▸ **Task instructions**
Print the data exactly as it is given, please.

▸ **Data excerpts**
________

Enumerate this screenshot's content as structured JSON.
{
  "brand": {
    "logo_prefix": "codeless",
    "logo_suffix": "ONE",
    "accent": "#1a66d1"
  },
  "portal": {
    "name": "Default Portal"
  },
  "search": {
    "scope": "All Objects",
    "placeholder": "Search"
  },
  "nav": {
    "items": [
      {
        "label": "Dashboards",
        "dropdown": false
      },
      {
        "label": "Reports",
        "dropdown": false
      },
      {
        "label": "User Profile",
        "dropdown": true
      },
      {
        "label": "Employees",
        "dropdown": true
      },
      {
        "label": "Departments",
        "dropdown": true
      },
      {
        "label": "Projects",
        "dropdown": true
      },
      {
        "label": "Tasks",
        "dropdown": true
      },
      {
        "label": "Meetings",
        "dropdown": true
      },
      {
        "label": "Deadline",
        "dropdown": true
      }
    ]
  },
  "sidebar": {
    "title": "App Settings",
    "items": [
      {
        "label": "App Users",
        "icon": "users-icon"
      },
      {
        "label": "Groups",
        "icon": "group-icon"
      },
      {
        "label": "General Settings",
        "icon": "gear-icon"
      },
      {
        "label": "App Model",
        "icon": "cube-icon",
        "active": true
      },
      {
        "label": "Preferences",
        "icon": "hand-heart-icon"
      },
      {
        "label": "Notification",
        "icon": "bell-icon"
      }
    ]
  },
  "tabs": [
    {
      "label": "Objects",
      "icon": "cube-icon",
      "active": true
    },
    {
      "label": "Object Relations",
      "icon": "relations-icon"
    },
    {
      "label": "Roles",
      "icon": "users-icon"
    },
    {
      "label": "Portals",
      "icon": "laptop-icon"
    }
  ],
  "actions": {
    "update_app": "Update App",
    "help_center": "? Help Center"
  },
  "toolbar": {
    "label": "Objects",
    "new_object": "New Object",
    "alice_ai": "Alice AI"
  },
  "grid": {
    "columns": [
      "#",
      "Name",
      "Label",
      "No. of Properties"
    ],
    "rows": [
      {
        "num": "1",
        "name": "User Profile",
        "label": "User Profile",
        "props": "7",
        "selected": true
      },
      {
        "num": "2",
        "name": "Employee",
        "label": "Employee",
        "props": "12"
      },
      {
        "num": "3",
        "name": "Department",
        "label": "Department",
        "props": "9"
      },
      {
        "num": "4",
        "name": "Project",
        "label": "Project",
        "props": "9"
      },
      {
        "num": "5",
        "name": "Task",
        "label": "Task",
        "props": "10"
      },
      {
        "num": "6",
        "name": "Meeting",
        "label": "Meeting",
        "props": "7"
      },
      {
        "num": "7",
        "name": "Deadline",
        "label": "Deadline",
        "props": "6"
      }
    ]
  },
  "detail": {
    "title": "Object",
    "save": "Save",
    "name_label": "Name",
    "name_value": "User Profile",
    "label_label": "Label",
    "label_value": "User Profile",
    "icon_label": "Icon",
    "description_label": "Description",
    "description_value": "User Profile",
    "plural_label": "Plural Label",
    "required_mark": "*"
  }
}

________

▸ **The answer**
Enumerate this screenshot's content as structured JSON.
{
  "brand": {
    "logo_prefix": "codeless",
    "logo_suffix": "ONE",
    "accent": "#1a66d1"
  },
  "portal": {
    "name": "Default Portal"
  },
  "search": {
    "scope": "All Objects",
    "placeholder": "Search"
  },
  "nav": {
    "items": [
      {
        "label": "Dashboards",
        "dropdown": false
      },
      {
        "label": "Reports",
        "dropdown": false
      },
      {
        "label": "User Profile",
        "dropdown": true
      },
      {
        "label": "Employees",
        "dropdown": true
      },
      {
        "label": "Departments",
        "dropdown": true
      },
      {
        "label": "Projects",
        "dropdown": true
      },
      {
        "label": "Tasks",
        "dropdown": true
      },
      {
        "label": "Meetings",
        "dropdown": true
      },
      {
        "label": "Deadline",
        "dropdown": true
      }
    ]
  },
  "sidebar": {
    "title": "App Settings",
    "items": [
      {
        "label": "App Users",
        "icon": "users-icon"
      },
      {
        "label": "Groups",
        "icon": "group-icon"
      },
      {
        "label": "General Settings",
        "icon": "gear-icon"
      },
      {
        "label": "App Model",
        "icon": "cube-icon",
        "active": true
      },
      {
        "label": "Preferences",
        "icon": "hand-heart-icon"
      },
      {
        "label": "Notification",
        "icon": "bell-icon"
      }
    ]
  },
  "tabs": [
    {
      "label": "Objects",
      "icon": "cube-icon",
      "active": true
    },
    {
      "label": "Object Relations",
      "icon": "relations-icon"
    },
    {
      "label": "Roles",
      "icon": "users-icon"
    },
    {
      "label": "Portals",
      "icon": "laptop-icon"
    }
  ],
  "actions": {
    "update_app": "Update App",
    "help_center": "? Help Center"
  },
  "toolbar": {
    "label": "Objects",
    "new_object": "New Object",
    "alice_ai": "Alice AI"
  },
  "grid": {
    "columns": [
      "#",
      "Name",
      "Label",
      "No. of Properties"
    ],
    "rows": [
      {
        "num": "1",
        "name": "User Profile",
        "label": "User Profile",
        "props": "7",
        "selected": true
      },
      {
        "num": "2",
        "name": "Employee",
        "label": "Employee",
        "props": "12"
      },
      {
        "num": "3",
        "name": "Department",
        "label": "Department",
        "props": "9"
      },
      {
        "num": "4",
        "name": "Project",
        "label": "Project",
        "props": "9"
      },
      {
        "num": "5",
        "name": "Task",
        "label": "Task",
        "props": "10"
      },
      {
        "num": "6",
        "name": "Meeting",
        "label": "Meeting",
        "props": "7"
      },
      {
        "num": "7",
        "name": "Deadline",
        "label": "Deadline",
        "props": "6"
      }
    ]
  },
  "detail": {
    "title": "Object",
    "save": "Save",
    "name_label": "Name",
    "name_value": "User Profile",
    "label_label": "Label",
    "label_value": "User Profile",
    "icon_label": "Icon",
    "description_label": "Description",
    "description_value": "User Profile",
    "plural_label": "Plural Label",
    "required_mark": "*"
  }
}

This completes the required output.